» **WORK ORDER**:
Count the lines below that hold "name". Give the number without comment.

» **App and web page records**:
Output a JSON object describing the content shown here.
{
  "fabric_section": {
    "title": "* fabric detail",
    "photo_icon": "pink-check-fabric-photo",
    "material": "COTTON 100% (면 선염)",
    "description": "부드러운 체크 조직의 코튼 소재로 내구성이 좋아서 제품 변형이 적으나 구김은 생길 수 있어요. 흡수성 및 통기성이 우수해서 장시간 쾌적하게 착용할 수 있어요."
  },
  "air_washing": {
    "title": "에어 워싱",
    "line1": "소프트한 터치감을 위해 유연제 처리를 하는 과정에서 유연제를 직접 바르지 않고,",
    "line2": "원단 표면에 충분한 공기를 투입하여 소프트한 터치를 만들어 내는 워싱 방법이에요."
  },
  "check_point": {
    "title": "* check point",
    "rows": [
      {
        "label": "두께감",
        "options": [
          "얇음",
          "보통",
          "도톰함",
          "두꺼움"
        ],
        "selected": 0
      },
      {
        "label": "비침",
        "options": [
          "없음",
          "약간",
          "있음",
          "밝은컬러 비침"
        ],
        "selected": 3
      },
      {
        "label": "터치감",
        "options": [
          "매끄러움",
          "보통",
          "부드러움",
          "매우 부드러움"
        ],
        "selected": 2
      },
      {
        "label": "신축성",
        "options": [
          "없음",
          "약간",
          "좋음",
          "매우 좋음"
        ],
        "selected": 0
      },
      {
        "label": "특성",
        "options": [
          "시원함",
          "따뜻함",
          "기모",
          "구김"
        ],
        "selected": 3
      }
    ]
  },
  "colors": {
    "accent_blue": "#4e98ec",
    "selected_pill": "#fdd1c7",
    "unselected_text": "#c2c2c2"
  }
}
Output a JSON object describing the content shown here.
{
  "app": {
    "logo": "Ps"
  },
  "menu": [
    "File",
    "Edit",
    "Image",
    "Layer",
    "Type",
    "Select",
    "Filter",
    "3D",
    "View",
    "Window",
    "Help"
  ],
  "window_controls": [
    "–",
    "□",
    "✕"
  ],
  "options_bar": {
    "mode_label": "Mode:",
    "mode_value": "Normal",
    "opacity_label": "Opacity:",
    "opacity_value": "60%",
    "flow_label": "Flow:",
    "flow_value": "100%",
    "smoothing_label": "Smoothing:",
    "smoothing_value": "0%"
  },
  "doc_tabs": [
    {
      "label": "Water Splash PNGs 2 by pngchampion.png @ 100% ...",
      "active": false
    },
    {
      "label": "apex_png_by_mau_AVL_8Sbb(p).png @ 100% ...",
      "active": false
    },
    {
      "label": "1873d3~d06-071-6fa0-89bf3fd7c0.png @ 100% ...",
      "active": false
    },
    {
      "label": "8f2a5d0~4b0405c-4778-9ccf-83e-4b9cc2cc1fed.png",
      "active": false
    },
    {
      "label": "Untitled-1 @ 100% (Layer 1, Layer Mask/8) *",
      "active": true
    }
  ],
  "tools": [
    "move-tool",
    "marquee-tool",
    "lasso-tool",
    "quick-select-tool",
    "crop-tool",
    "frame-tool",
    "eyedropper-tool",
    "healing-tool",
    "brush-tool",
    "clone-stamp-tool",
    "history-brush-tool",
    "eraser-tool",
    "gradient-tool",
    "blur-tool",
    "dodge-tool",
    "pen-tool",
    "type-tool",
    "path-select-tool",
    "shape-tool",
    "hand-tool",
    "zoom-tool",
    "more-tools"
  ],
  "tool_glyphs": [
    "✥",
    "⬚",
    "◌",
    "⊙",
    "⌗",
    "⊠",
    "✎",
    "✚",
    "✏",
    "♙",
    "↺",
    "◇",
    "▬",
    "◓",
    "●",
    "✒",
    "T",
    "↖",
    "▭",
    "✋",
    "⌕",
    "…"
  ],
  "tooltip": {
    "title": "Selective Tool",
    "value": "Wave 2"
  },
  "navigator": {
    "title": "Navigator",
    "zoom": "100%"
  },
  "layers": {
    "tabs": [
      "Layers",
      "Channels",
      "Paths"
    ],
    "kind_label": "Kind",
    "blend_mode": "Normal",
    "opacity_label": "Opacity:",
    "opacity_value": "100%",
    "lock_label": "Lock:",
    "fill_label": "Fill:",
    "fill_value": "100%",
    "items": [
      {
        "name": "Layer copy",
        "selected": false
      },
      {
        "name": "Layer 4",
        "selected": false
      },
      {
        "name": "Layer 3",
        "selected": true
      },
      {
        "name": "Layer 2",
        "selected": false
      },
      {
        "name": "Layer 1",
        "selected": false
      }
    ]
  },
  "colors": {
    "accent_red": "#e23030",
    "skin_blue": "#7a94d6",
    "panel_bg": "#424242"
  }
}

» **ANSWER BOX**:
5